“Somewhere Really like Is Waiting for You”
As Melissa starts off to get much better acquainted with the city, she ends up in search of guidance from Alan Cumming’s Mayor Menlove, who sings about unrequited like in terms that make it obvious he truly enjoys guys. “A fundamental strategy from the quite beginning was that there are these queer-coded people from musicals who aren’t completely authorized be who they are in the course of the golden age,” Paul explained, “and that Melissa as a character who likes to resolve points would be seeking to repair that.”
For Menlove’s track, Paul wrote a stately solo “in the operetta mode” in a way that matches Menlove’s somewhat previous-fashioned character, and as a nod to the origins of the musical form.
“Enjoy the Ride”
As Melissa’s flirtation with Danny Bailey continues, she gets to sing her very first complete track with him (until finally now, she’d just place alongside one another a several rhymes to take part in “Corn Pudding”). At this stage in the present, Josh steadfastly refuses to sing, but Melissa has began to have interaction with the world of Schmigadoon, even if it is all nonetheless put on for her. “She’s observed Guys and Dolls and understands ‘If I Ended up a Bell’ and so it’s pretty conscious,” Paul explained. “She talks about it getting ‘effortless, easy,’ but it’s the reverse of effortless.” When the tune receives reprised later on on in the season, it signifies a instant when Melissa is at her most affordable and actually has started off to sing from her coronary heart.
As Melissa and Danny sing with each other, Schmigadoon! also throws in a verse from Dove Cameron, who performs a youthful farmer’s daughter of indeterminate age. (As a substitute of “enjoy the trip,” she sings about waiting “till I’m a bride.”) “She’s quite Ado Annie,” Paul explained, referencing the young, innocent-and-pretty character from Oklahoma! “But we’re also enjoying with the thought that actresses who engage in young adults in musicals are incredibly significantly eradicated from their teenage years.”
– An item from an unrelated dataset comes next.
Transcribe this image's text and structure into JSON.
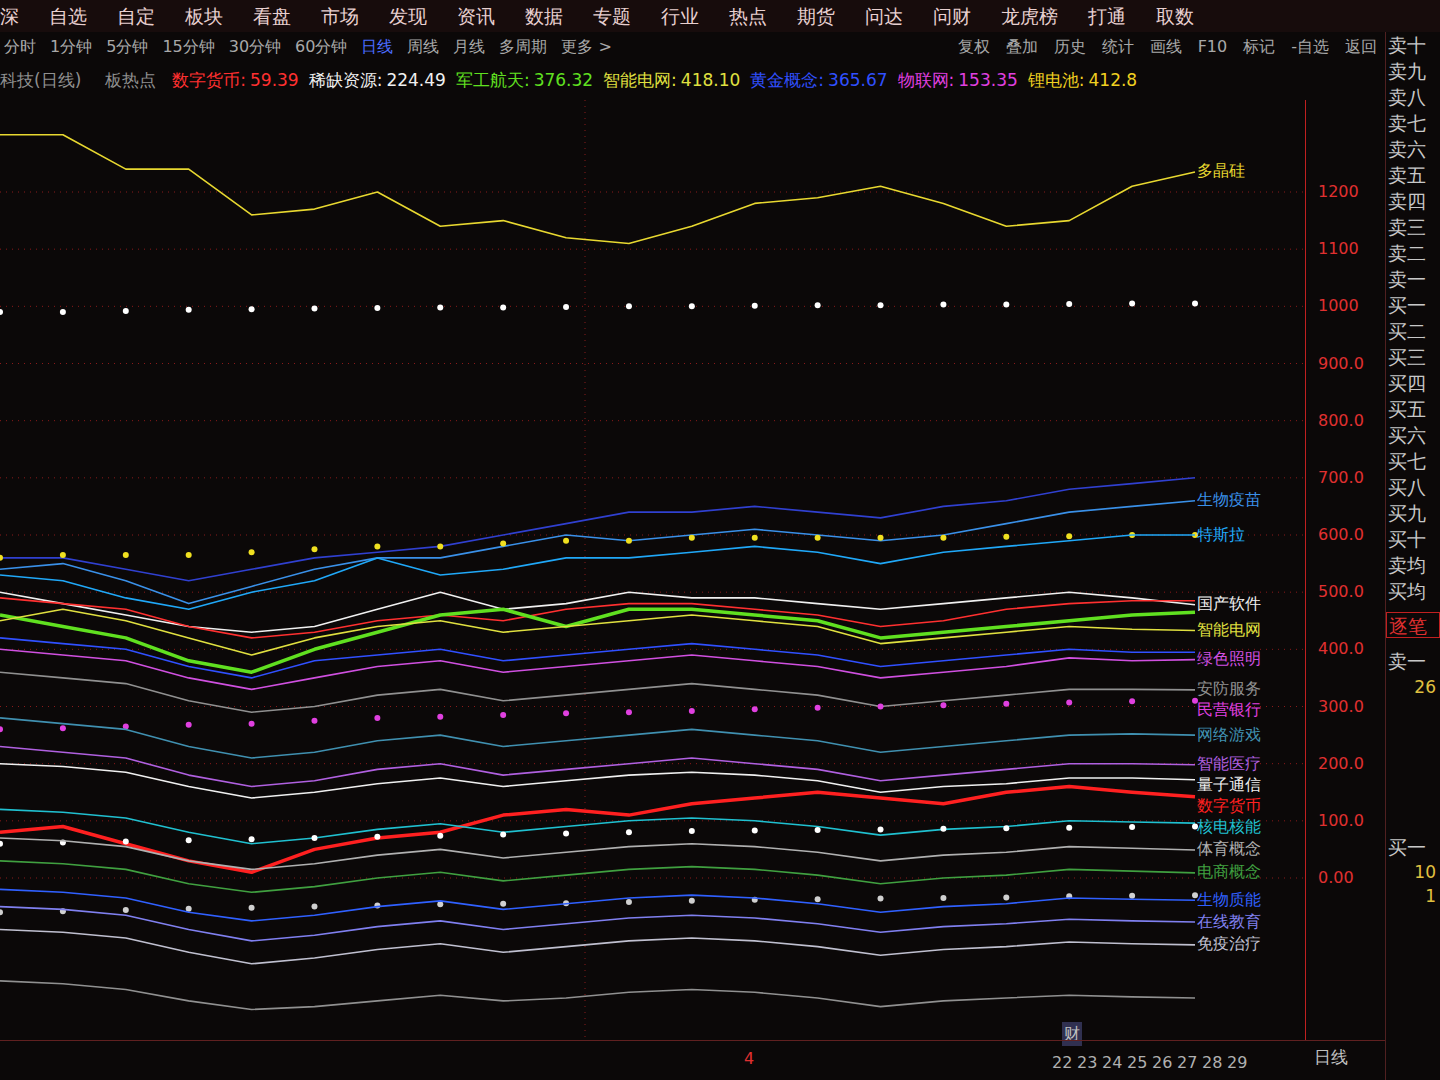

This piece will update as much more episodes develop into obtainable.